The seasons here at the farm tend to revolve around the fire…winter the woodstove, summer the grill. Cooking on the woodstove or over a wood fire in the fire pit is waaaaaay more satisfying than turning on the electric stove. This time of year after Saturday chores, time in the garden and a bike ride, we start the fire in the grill. A gin&tonic to fight malaria from any potential mosquito bite and watching the traffic roll by is quite relaxing. As you can see, it's quite a comfortable set-up.

So, tonight I’m here at the Rolling J Farm with Mr. Cat while Holly is at Harvard making Livingston Taylor look good. The last of the Harvard events (the 35th reunion concert) is tonight and so begins the final countdown to her summer vacation. Mr. Cat is patrolling the attic and I’m finishing a fabulous porterhouse and watching the lightning bugs. Mmmmmmm.. fresh kale, asparagus from our garden and steak from Avery’s. It doesn’t get a whole lot better. All complimented with a lovely Pinot from Paul’s ( in Shelburne Falls. Even the No-See-Ums seem to be a bit more relaxed tonight and are not intensely eating my feet.
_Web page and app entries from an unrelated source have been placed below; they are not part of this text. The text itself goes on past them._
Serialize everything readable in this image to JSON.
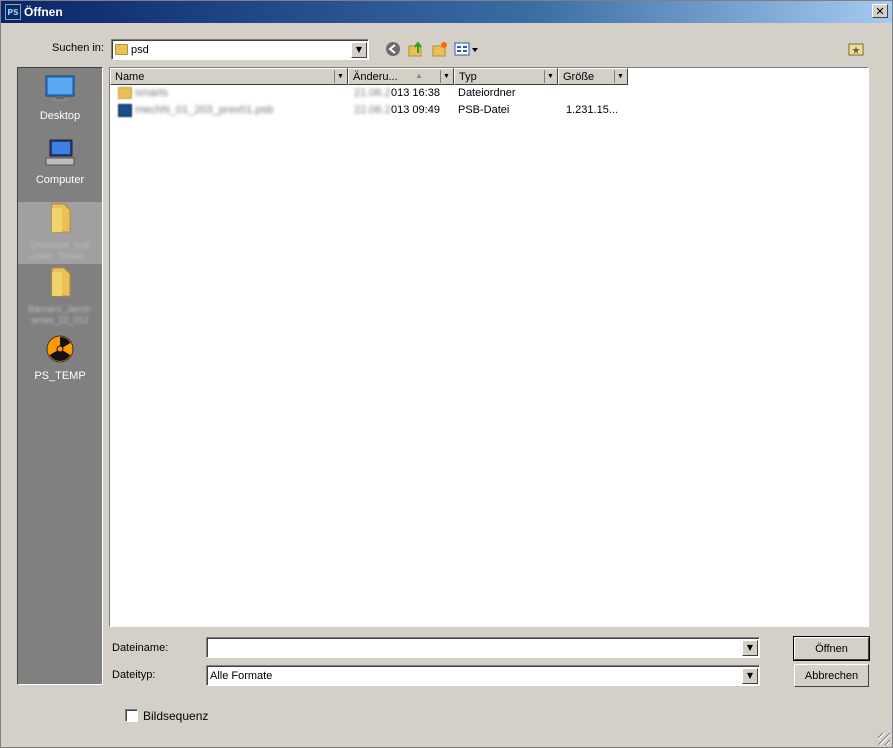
{
  "window": {
    "title": "Öffnen",
    "app_icon": "PS",
    "close_glyph": "✕"
  },
  "toolbar": {
    "look_in_label": "Suchen in:",
    "look_in_value": "psd",
    "icons": [
      "back-icon",
      "up-folder-icon",
      "new-folder-icon",
      "view-menu-icon",
      "favorite-folder-icon"
    ]
  },
  "places": [
    {
      "label": "Desktop",
      "icon": "desktop-icon"
    },
    {
      "label": "Computer",
      "icon": "computer-icon"
    },
    {
      "label": "Chevrolet_Sub urban_Tahoe...",
      "icon": "folder-icon",
      "obscured": true
    },
    {
      "label": "Banners_Jarott- amas_12_012",
      "icon": "folder-icon",
      "obscured": true
    },
    {
      "label": "PS_TEMP",
      "icon": "radioactive-icon"
    }
  ],
  "columns": [
    {
      "label": "Name"
    },
    {
      "label": "Änderu..."
    },
    {
      "label": "Typ"
    },
    {
      "label": "Größe"
    }
  ],
  "files": [
    {
      "name": "smarts",
      "date_prefix": "21.06.2",
      "date": "013 16:38",
      "type": "Dateiordner",
      "size": "",
      "icon": "folder-icon"
    },
    {
      "name": "mechN_01_203_prev01.psb",
      "date_prefix": "22.06.2",
      "date": "013 09:49",
      "type": "PSB-Datei",
      "size": "1.231.15...",
      "icon": "psb-file-icon"
    }
  ],
  "form": {
    "filename_label": "Dateiname:",
    "filename_value": "",
    "filetype_label": "Dateityp:",
    "filetype_value": "Alle Formate",
    "open_button": "Öffnen",
    "cancel_button": "Abbrechen",
    "sequence_label": "Bildsequenz",
    "sequence_checked": false
  }
}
Last weekend we were able to get most of our plants into the garden beds. Tomatoes, potatoes, Brussels Sprouts, kale, hot and sweet peppers and alliums of many sorts-onions, leeks, shallots, scallions. I’ve also started transplanting Ostrich ferns under the crabapples so we can have our own supply of fiddleheads each spring.

In the dooryard gardens all the herbs are growing great guns and I’m going to harvest some to dry. Oregano, thyme, savory, sage, and tarragon all seem to have survived the winter unscathed.

The iris, peonies, mountain rue, and tansy are all beginning to flower and the gardens smell lovely right now. I’m in the process of building another small stone wall in the gardens to shore up some slumping soil and create another tier for plants.

There’s always stuff to do here at The Farm. Stay tuned for more!